Asset protection may involve executing a range of legal documents that transfer decision-making power over some of your assets to trustees. It may include steps to create various corporate entities and transferring your assets to these entities because of the protections that they provide. Then, you may need to shift other financial assets into certain accounts that are protected from creditors. For example, some states may have absolute protections for retirement accounts as well as other safeguards for other types of annuities that provide you with an income. The most important thing to remember is that your asset protection attorney will have to start putting the plan in place immediately because any asset protection steps that are taken after a lawsuit is filed may be considered a fraudulent conveyance and then disallowed.

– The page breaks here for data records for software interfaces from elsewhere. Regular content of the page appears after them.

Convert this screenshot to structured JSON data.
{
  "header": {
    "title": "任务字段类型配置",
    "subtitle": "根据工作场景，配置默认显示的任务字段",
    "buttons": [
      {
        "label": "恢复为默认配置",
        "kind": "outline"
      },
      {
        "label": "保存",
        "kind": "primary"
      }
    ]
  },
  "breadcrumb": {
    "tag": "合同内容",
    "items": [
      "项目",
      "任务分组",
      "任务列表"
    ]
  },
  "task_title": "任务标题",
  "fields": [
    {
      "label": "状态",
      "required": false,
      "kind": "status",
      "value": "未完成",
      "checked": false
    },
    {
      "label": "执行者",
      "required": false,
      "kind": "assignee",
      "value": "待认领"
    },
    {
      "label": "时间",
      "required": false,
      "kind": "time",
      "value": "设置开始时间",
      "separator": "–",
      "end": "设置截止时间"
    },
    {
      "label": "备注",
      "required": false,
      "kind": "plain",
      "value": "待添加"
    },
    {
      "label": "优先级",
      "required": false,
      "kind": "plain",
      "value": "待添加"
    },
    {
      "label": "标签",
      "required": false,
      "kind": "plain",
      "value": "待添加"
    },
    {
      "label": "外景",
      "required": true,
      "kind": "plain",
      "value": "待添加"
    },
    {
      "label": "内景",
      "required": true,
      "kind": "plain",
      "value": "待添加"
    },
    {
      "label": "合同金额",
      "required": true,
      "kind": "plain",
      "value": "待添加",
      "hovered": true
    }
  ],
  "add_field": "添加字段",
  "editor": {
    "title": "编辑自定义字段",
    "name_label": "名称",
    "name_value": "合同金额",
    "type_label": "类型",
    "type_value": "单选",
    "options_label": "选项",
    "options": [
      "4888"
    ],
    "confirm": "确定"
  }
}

Estate planning is an important step in ensuring your assets are preserved, managed, and distributed after death as well as ensuring your decisions are recognized in the event of your incapacity. Estate planning is important to strategize at any point in your financial planning journey. As part of your estate plan, an asset protection trust is a vital financial-planning tool in proactively protecting your assets (e.g., bank accounts, businesses, cash, stocks and shares, real estate, and more) from lawsuits, creditors, or other judgments against your estate so that your estate will be secure for generations to come.
A revocable trust is made while you are still alive. It will determine the disposition of your assets after you die. This is called revocable because it may be changed at any point up until your death while you still have the capacity to sign the document.
In a revocable living trust, you transfer your assets/property to a trust. You then sign a trust agreement, which creates the terms and conditions of the trust. Since the trust is revocable, you can make changes to the trust instrument during your lifetime and can maintain total control over your assets.
The flip side of a revocable trust is that you still own your assets in the eyes of the law. Therefore, a revocable trust is not an effective tool for protection from lawsuits and nursing home costs.
Through a revocable living trust, your assets will avoid probate, and you still maintain flexibility. This is a suitable alternative for one who wants to avoid probate and protect assets for future generations.
In order for your assets to be legally considered someone else’s property, the trust must be irrevocable. An irrevocable trust generally severs your ownership of the asset in the eyes of the law since the power to make decisions about the property is one of the major indications that you in fact own the assets/property. Once you have set up an irrevocable trust, the assets are no longer in your hands, and they are protected. However, your asset protection attorney can still build a great deal of flexibility into an irrevocable trust that will enable you to have a great deal of control and management of the assets.
If you would like to learn more about creating an Asset Protection Trust, contact Mile High Estate Planning today to schedule your free initial consultation at Info@MileHighEstatePlanning.com or by phone at 833-Ask-Blake.